- the lack of any kind of display to check sd card and/or battery status,
- the inabillity to zoom in – the 155 degree field of view is just a little too wide for tennis.
- the price, at $99.00, would not seem to justify the lack of features when compared to the Muvi K-2 at $129.99
- much shorter battery life compared to the MUVI K2, and
- lack of any accessories
Here’s my thoughts on the Yi Action Cam. When I first received the box, I was surprised by how small it was! About the size a watch would come in. That’s because there are absolutely no accessories except for a 6”+/- long usb cord. So far so good though, because for tennis, you really don’t need any other accessories.

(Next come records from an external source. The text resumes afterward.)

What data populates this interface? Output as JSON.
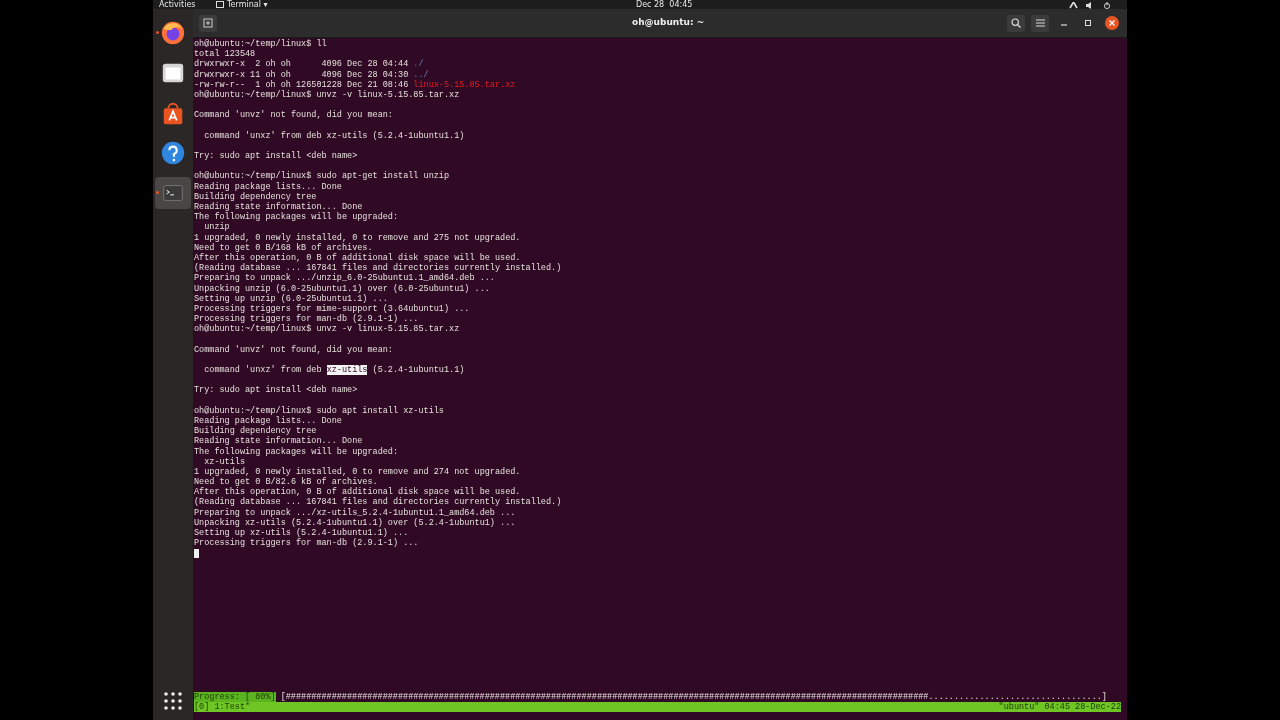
{
  "top_bar": {
    "activities": "Activities",
    "app_menu": "Terminal ▾",
    "clock": "Dec 28  04:45"
  },
  "dock": {
    "items": [
      {
        "kind": "firefox",
        "running": true,
        "selected": false
      },
      {
        "kind": "files",
        "running": false,
        "selected": false
      },
      {
        "kind": "software",
        "running": false,
        "selected": false
      },
      {
        "kind": "help",
        "running": false,
        "selected": false
      },
      {
        "kind": "terminal",
        "running": true,
        "selected": true
      }
    ]
  },
  "window": {
    "title": "oh@ubuntu: ~"
  },
  "terminal": {
    "lines": [
      {
        "text": "oh@ubuntu:~/temp/linux$ ll"
      },
      {
        "text": "total 123548"
      },
      {
        "segments": [
          {
            "text": "drwxrwxr-x  2 oh oh      4096 Dec 28 04:44 ",
            "kind": "plain"
          },
          {
            "text": "./",
            "kind": "dir"
          }
        ]
      },
      {
        "segments": [
          {
            "text": "drwxrwxr-x 11 oh oh      4096 Dec 28 04:30 ",
            "kind": "plain"
          },
          {
            "text": "../",
            "kind": "dir"
          }
        ]
      },
      {
        "segments": [
          {
            "text": "-rw-rw-r--  1 oh oh 126501228 Dec 21 08:46 ",
            "kind": "plain"
          },
          {
            "text": "linux-5.15.85.tar.xz",
            "kind": "archive"
          }
        ]
      },
      {
        "text": "oh@ubuntu:~/temp/linux$ unvz -v linux-5.15.85.tar.xz"
      },
      {
        "kind": "blank"
      },
      {
        "text": "Command 'unvz' not found, did you mean:"
      },
      {
        "kind": "blank"
      },
      {
        "text": "  command 'unxz' from deb xz-utils (5.2.4-1ubuntu1.1)"
      },
      {
        "kind": "blank"
      },
      {
        "text": "Try: sudo apt install <deb name>"
      },
      {
        "kind": "blank"
      },
      {
        "text": "oh@ubuntu:~/temp/linux$ sudo apt-get install unzip"
      },
      {
        "text": "Reading package lists... Done"
      },
      {
        "text": "Building dependency tree"
      },
      {
        "text": "Reading state information... Done"
      },
      {
        "text": "The following packages will be upgraded:"
      },
      {
        "text": "  unzip"
      },
      {
        "text": "1 upgraded, 0 newly installed, 0 to remove and 275 not upgraded."
      },
      {
        "text": "Need to get 0 B/168 kB of archives."
      },
      {
        "text": "After this operation, 0 B of additional disk space will be used."
      },
      {
        "text": "(Reading database ... 167841 files and directories currently installed.)"
      },
      {
        "text": "Preparing to unpack .../unzip_6.0-25ubuntu1.1_amd64.deb ..."
      },
      {
        "text": "Unpacking unzip (6.0-25ubuntu1.1) over (6.0-25ubuntu1) ..."
      },
      {
        "text": "Setting up unzip (6.0-25ubuntu1.1) ..."
      },
      {
        "text": "Processing triggers for mime-support (3.64ubuntu1) ..."
      },
      {
        "text": "Processing triggers for man-db (2.9.1-1) ..."
      },
      {
        "text": "oh@ubuntu:~/temp/linux$ unvz -v linux-5.15.85.tar.xz"
      },
      {
        "kind": "blank"
      },
      {
        "text": "Command 'unvz' not found, did you mean:"
      },
      {
        "kind": "blank"
      },
      {
        "segments": [
          {
            "text": "  command 'unxz' from deb ",
            "kind": "plain"
          },
          {
            "text": "xz-utils",
            "kind": "selection"
          },
          {
            "text": " (5.2.4-1ubuntu1.1)",
            "kind": "plain"
          }
        ]
      },
      {
        "kind": "blank"
      },
      {
        "text": "Try: sudo apt install <deb name>"
      },
      {
        "kind": "blank"
      },
      {
        "text": "oh@ubuntu:~/temp/linux$ sudo apt install xz-utils"
      },
      {
        "text": "Reading package lists... Done"
      },
      {
        "text": "Building dependency tree"
      },
      {
        "text": "Reading state information... Done"
      },
      {
        "text": "The following packages will be upgraded:"
      },
      {
        "text": "  xz-utils"
      },
      {
        "text": "1 upgraded, 0 newly installed, 0 to remove and 274 not upgraded."
      },
      {
        "text": "Need to get 0 B/82.6 kB of archives."
      },
      {
        "text": "After this operation, 0 B of additional disk space will be used."
      },
      {
        "text": "(Reading database ... 167841 files and directories currently installed.)"
      },
      {
        "text": "Preparing to unpack .../xz-utils_5.2.4-1ubuntu1.1_amd64.deb ..."
      },
      {
        "text": "Unpacking xz-utils (5.2.4-1ubuntu1.1) over (5.2.4-1ubuntu1) ..."
      },
      {
        "text": "Setting up xz-utils (5.2.4-1ubuntu1.1) ..."
      },
      {
        "text": "Processing triggers for man-db (2.9.1-1) ..."
      },
      {
        "kind": "cursor"
      }
    ],
    "progress": {
      "label": "Progress: [ 80%]",
      "bar": "[##############################################################################################################################..................................]"
    },
    "status_bar": {
      "left": "[0] 1:Test*",
      "right": "\"ubuntu\" 04:45 28-Dec-22"
    }
  }
}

The camera itself appeared to be well-built, but one of the first things I noticed was that it doesn’t have any kind of external display. Later on I learned that you can get a glimpse of what’s going on by the use of flashing lights and also the wifi app. Which brings up a whole other issue for me – although I have worked with a lot of wireless cameras, this one took almost 2 hours to get it to where the app would work properly. I have to say that the email support was quick and the supporter seemed genuinely concerned with getting me going. I’m pretty sure my experience was out of the norm, and others will find the setup experience much easier. .

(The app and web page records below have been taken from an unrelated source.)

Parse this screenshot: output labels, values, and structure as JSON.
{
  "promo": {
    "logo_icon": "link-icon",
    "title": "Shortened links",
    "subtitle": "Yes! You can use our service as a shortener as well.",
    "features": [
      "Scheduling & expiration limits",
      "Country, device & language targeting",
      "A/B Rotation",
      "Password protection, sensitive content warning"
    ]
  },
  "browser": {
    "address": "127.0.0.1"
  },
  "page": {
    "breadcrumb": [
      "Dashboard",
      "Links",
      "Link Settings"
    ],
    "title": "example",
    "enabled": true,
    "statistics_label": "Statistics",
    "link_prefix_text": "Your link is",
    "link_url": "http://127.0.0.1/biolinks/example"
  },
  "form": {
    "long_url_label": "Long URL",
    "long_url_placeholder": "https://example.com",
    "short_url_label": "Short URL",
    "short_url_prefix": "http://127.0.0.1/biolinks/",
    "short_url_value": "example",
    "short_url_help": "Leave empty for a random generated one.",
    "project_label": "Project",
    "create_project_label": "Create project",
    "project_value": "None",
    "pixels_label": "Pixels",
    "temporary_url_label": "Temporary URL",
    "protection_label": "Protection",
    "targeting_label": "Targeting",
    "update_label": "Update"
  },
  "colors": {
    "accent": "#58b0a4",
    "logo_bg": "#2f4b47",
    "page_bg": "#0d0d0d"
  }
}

So, now I’m ready to film my first match with the Yi. Everything went smooth, until I went to download the files. There was nothing there! Turns out I neglected to insert the sd card. Sheesh! My fault, but here’s the rub. The Yi has absolutely no screen of any sort (unlike the MUVI), so I didn’t know until I went to download the files. I’m used to turning on the camera, hitting record and then mounting the camera. (With any of these action cams, Wifi is not needed to record a match, since the viewing angle is wide enough to forgive any small deviations from the calibrations on the pole).
On the second try, it turned out the sd card was practically full, so I only got 25 minutes of that match before it stopped recording. Again, some sort of display on the outside would have alerted me, while I was setting it up, that their wasn’t enough room on the card. Now, that’s not all blamed on the camera by any means. If I had followed my own rules for filming, I would have prepared the night before, or taken some extra time to double check the sd card by connecting with the wifi app. So, this would not have been an issue.

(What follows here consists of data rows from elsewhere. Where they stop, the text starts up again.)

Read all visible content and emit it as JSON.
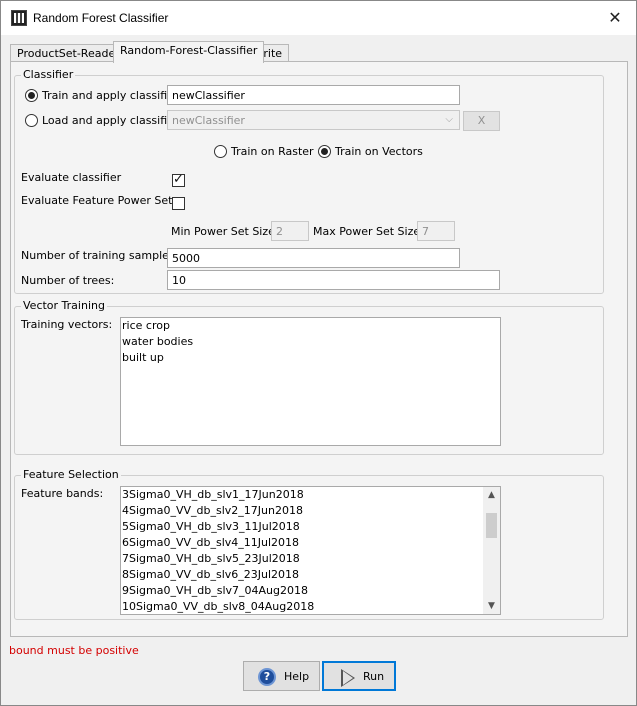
{
  "window": {
    "title": "Random Forest Classifier",
    "close_glyph": "✕",
    "app_icon": "raster-grid-icon"
  },
  "tabs": [
    {
      "label": "ProductSet-Reader",
      "active": false
    },
    {
      "label": "Random-Forest-Classifier",
      "active": true
    },
    {
      "label": "Write",
      "active": false
    }
  ],
  "classifier": {
    "legend": "Classifier",
    "train_apply_label": "Train and apply classifier",
    "train_apply_selected": true,
    "train_apply_name": "newClassifier",
    "load_apply_label": "Load and apply classifier",
    "load_apply_selected": false,
    "load_apply_name": "newClassifier",
    "delete_button_label": "X",
    "train_on_raster_label": "Train on Raster",
    "train_on_vectors_label": "Train on Vectors",
    "train_mode_selected": "vectors",
    "evaluate_classifier_label": "Evaluate classifier",
    "evaluate_classifier_checked": true,
    "evaluate_feature_power_set_label": "Evaluate Feature Power Set",
    "evaluate_feature_power_set_checked": false,
    "min_power_set_label": "Min Power Set Size:",
    "min_power_set_value": "2",
    "max_power_set_label": "Max Power Set Size:",
    "max_power_set_value": "7",
    "num_training_samples_label": "Number of training samples",
    "num_training_samples_value": "5000",
    "num_trees_label": "Number of trees:",
    "num_trees_value": "10"
  },
  "vector_training": {
    "legend": "Vector Training",
    "training_vectors_label": "Training vectors:",
    "items": [
      "rice crop",
      "water bodies",
      "built up"
    ]
  },
  "feature_selection": {
    "legend": "Feature Selection",
    "feature_bands_label": "Feature bands:",
    "items": [
      "3Sigma0_VH_db_slv1_17Jun2018",
      "4Sigma0_VV_db_slv2_17Jun2018",
      "5Sigma0_VH_db_slv3_11Jul2018",
      "6Sigma0_VV_db_slv4_11Jul2018",
      "7Sigma0_VH_db_slv5_23Jul2018",
      "8Sigma0_VV_db_slv6_23Jul2018",
      "9Sigma0_VH_db_slv7_04Aug2018",
      "10Sigma0_VV_db_slv8_04Aug2018"
    ]
  },
  "status": {
    "message": "bound must be positive",
    "color": "#d40000"
  },
  "buttons": {
    "help_label": "Help",
    "run_label": "Run"
  }
}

Third time was a charm, and I got some decent footage. This example is of a 10′ fence and 21′ setback.
And here’s a compariston of the Yi and the Muvi K-2. The first 1:29 shows the frames side by side and therefore appear to b somewhat small. Skip to 1:29 to see the MUVI by itself at “full size” and that will be followd by the Yi at full size.
In summary, it seems to be a well-built camera with excellent email support. The drawbacks as a tennis camera would be, to me,
1) the lack of any kind of display to check sd card or battery status, and
2) the inabillity to zoom in, and the 155 degree field of view is just a little too wide.
3) the price, at $99.00, would not seem to justify the lack of features when compared to the Muvi K-2 at $129.99.